Entries from a dataset of interfaces:
________________________

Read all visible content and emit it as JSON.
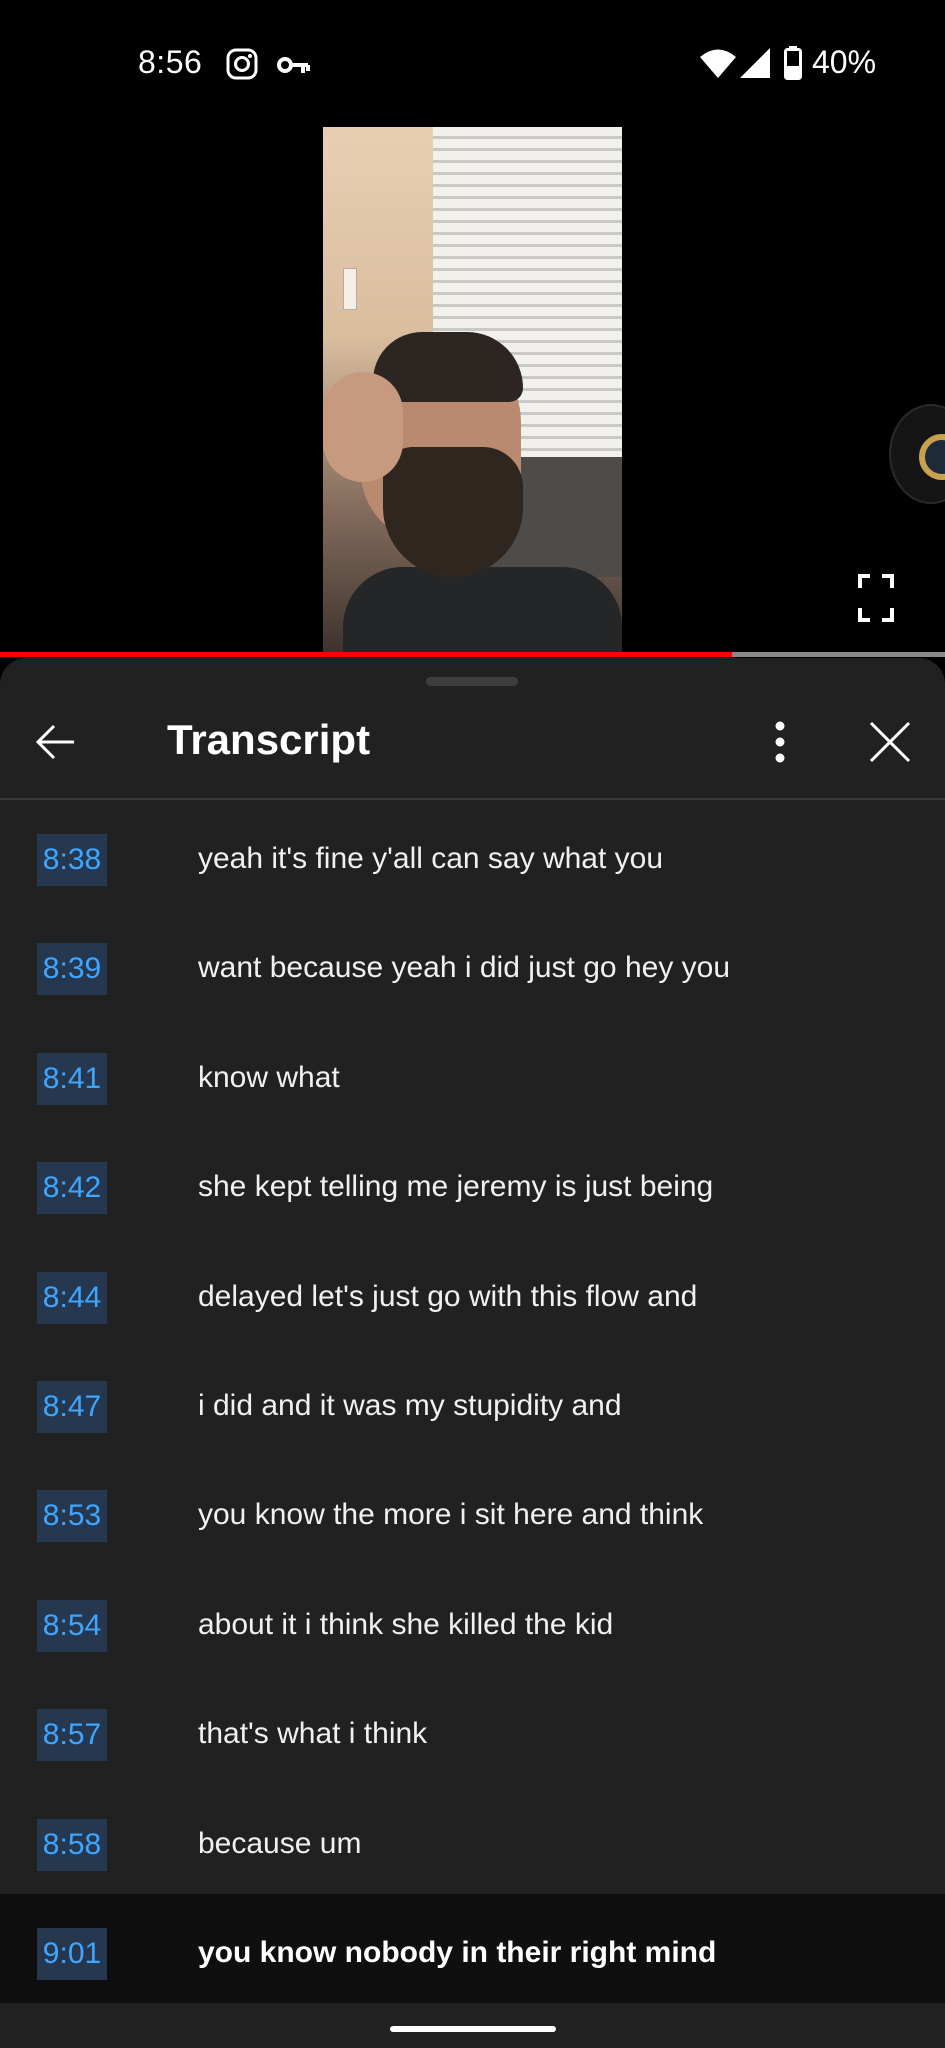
{
  "status_bar": {
    "time": "8:56",
    "battery": "40%",
    "icons": [
      "instagram-icon",
      "vpn-key-icon",
      "wifi-icon",
      "cell-signal-icon",
      "battery-icon"
    ]
  },
  "video": {
    "progress_fraction": 0.775,
    "progress_color": "#ff0000"
  },
  "transcript_panel": {
    "title": "Transcript",
    "accent_color": "#3ea6ff",
    "lines": [
      {
        "time": "8:38",
        "text": "yeah it's fine y'all can say what you"
      },
      {
        "time": "8:39",
        "text": "want because yeah i did just go hey you"
      },
      {
        "time": "8:41",
        "text": "know what"
      },
      {
        "time": "8:42",
        "text": "she kept telling me jeremy is just being"
      },
      {
        "time": "8:44",
        "text": "delayed let's just go with this flow and"
      },
      {
        "time": "8:47",
        "text": "i did and it was my stupidity and"
      },
      {
        "time": "8:53",
        "text": "you know the more i sit here and think"
      },
      {
        "time": "8:54",
        "text": "about it i think she killed the kid"
      },
      {
        "time": "8:57",
        "text": "that's what i think"
      },
      {
        "time": "8:58",
        "text": "because um"
      },
      {
        "time": "9:01",
        "text": "you know nobody in their right mind",
        "active": true
      }
    ]
  }
}
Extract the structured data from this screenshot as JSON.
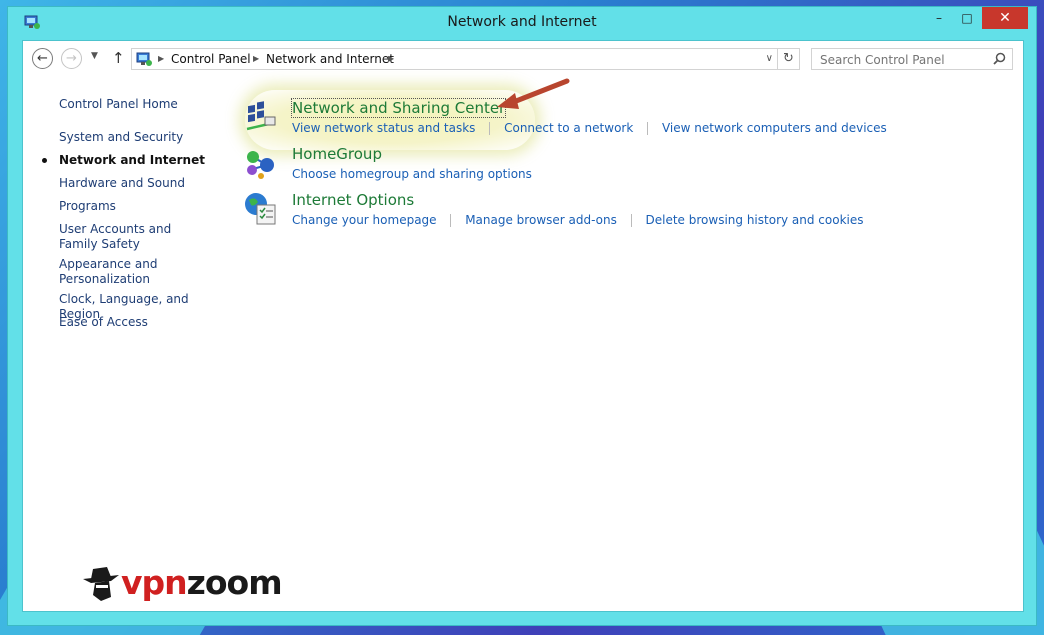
{
  "window": {
    "title": "Network and Internet",
    "minimize_label": "–",
    "maximize_label": "□",
    "close_label": "✕"
  },
  "address_bar": {
    "breadcrumbs": [
      "Control Panel",
      "Network and Internet"
    ]
  },
  "search": {
    "placeholder": "Search Control Panel"
  },
  "sidebar": {
    "home": "Control Panel Home",
    "items": [
      {
        "label": "System and Security",
        "active": false
      },
      {
        "label": "Network and Internet",
        "active": true
      },
      {
        "label": "Hardware and Sound",
        "active": false
      },
      {
        "label": "Programs",
        "active": false
      },
      {
        "label": "User Accounts and Family Safety",
        "active": false
      },
      {
        "label": "Appearance and Personalization",
        "active": false
      },
      {
        "label": "Clock, Language, and Region",
        "active": false
      },
      {
        "label": "Ease of Access",
        "active": false
      }
    ]
  },
  "categories": [
    {
      "title": "Network and Sharing Center",
      "icon": "network-sharing-icon",
      "links": [
        "View network status and tasks",
        "Connect to a network",
        "View network computers and devices"
      ]
    },
    {
      "title": "HomeGroup",
      "icon": "homegroup-icon",
      "links": [
        "Choose homegroup and sharing options"
      ]
    },
    {
      "title": "Internet Options",
      "icon": "internet-options-icon",
      "links": [
        "Change your homepage",
        "Manage browser add-ons",
        "Delete browsing history and cookies"
      ]
    }
  ],
  "watermark": {
    "brand_red": "vpn",
    "brand_dark": "zoom"
  },
  "colors": {
    "title_bar": "#62e0e8",
    "close_button": "#c8372c",
    "category_title": "#1d7a37",
    "link": "#1a5fb5",
    "annotation_arrow": "#b8452e"
  }
}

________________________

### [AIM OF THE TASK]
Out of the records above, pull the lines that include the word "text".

### [EXERCISE RESPONSE]
        "text": "yeah it's fine y'all can say what you"
        "text": "want because yeah i did just go hey you"
        "text": "know what"
        "text": "she kept telling me jeremy is just being"
        "text": "delayed let's just go with this flow and"
        "text": "i did and it was my stupidity and"
        "text": "you know the more i sit here and think"
        "text": "about it i think she killed the kid"
        "text": "that's what i think"
        "text": "because um"
        "text": "you know nobody in their right mind",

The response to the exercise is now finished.